The two worst 20th-century assholes who ever came along the pike and pretended to be great leaders—Hitler and Stalin—both of them manipulated evolving political institutions, and the idiot people within them— to make a grand bloody mess of their two nations and the whole damn world at large.
Both dictators, Hitler and Stalin, were idealogues. Historians call Hitler a Nazi, which is a type of Fascist. They call Stalin a Communist.
What’s more important, however, in the historical classification game is this:
Both Hitler and Stalin were mass-murderers. They did not do justice to the people they claimed to govern.

This factual identification is more important than the ideological label by which each of these two demagogues manipulated their bloody way into absolute power.
And they weren’t the only ones. In the 20th-century, there were others: Pol Pot, Idi Amin. Some would say Mao. And onn a small scale. . . Jim Jones, Charles Manson?
This scenario to which I make reference— this human behavior attribute of folks being swept up into murderous behavior by a maniacal leader driven by ideological or religious frenzy that results in mass murder—it could be right around a historical corner now.
If people do not allow the practice of mercy, decency, compassion, reason— and most of all forgiveness— to overpower imminent institutionalized manipulations of bloody power-mongers, then we’ll have another terrible round of mass murder on this planet.
Religion (old-school) and Ideology (new school) are both, when carried to extremes, cut from the same extremist cloth, and can drive people to endorse mass murder.
Don’t go there.
Ideology is a big circle. On one half of the circle is the arc of conservatism, which in its extremism leads to fascism; on the other half is the arc progressivism, which in its extremism leads to communism. They both start their movements at the top of the circle going in opposite directions. But at the bottom where they collide, we find extremism so lethal that it requires mass-murder as a so-called final solution.
You know what I’m talking about: “Somebody needs to kill them bastards!”

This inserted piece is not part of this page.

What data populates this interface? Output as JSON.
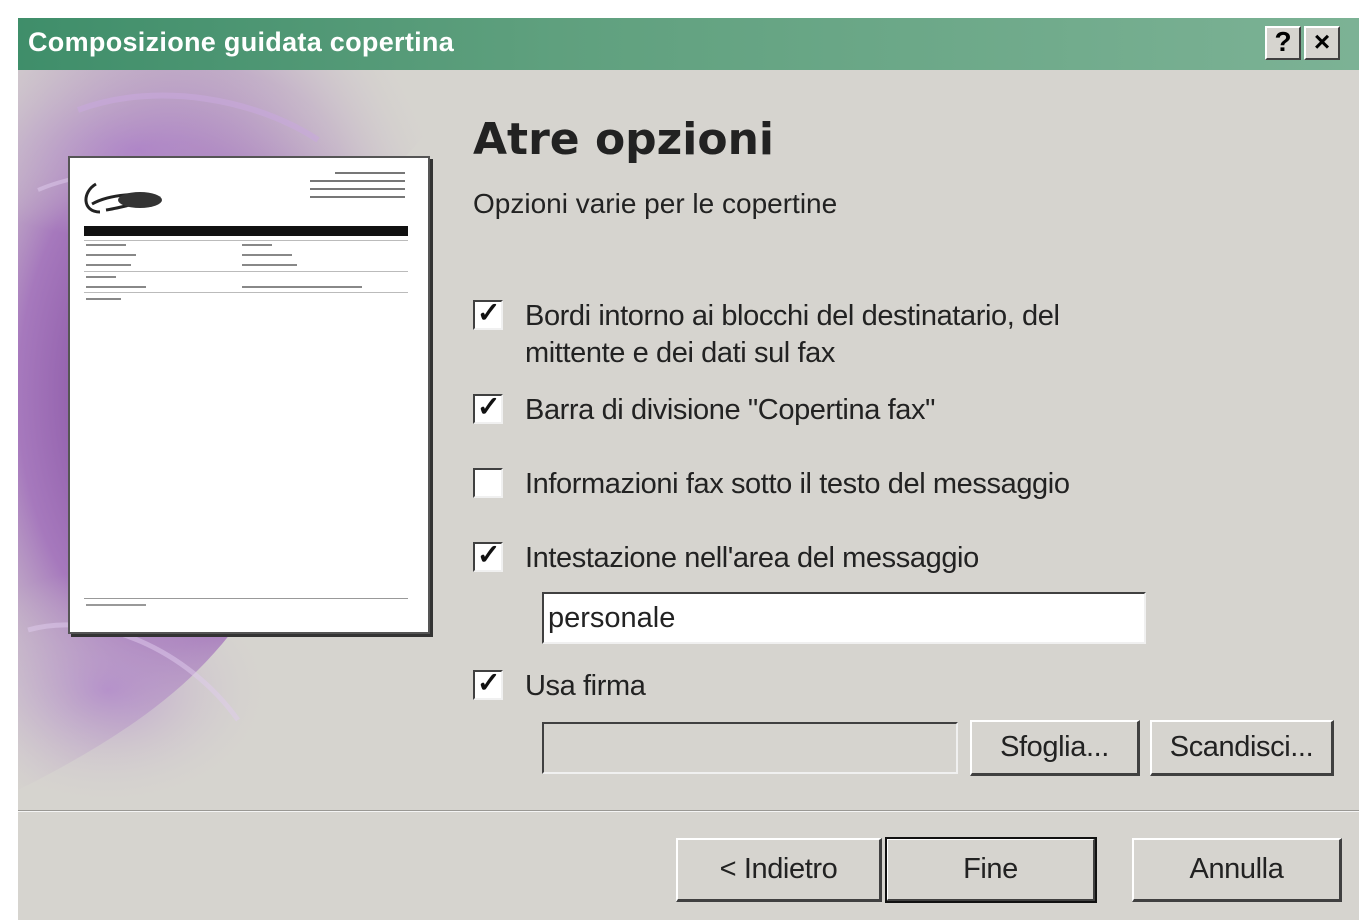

Religion, same thing. “Somebody needs to kill them _____” (fill in the blank)
Which is why we must harken to the greatest clarion call of all, the one spoken by the man from Galilee who stood on a mountainside and taught us:
“Whatever you would want done to you—do that for everybody else.”
This is the most important principle of all. Far greater  than communism or fascism, far more effectual than Democratic or Republican power-mongering, far more spiritually effective that the Church or the Caliphate.
Peace on this planet ultimately comes down to what people are willing to do--or refuse to do-- to each other in the name of _______.
You fill in the blank.
 
King of Soul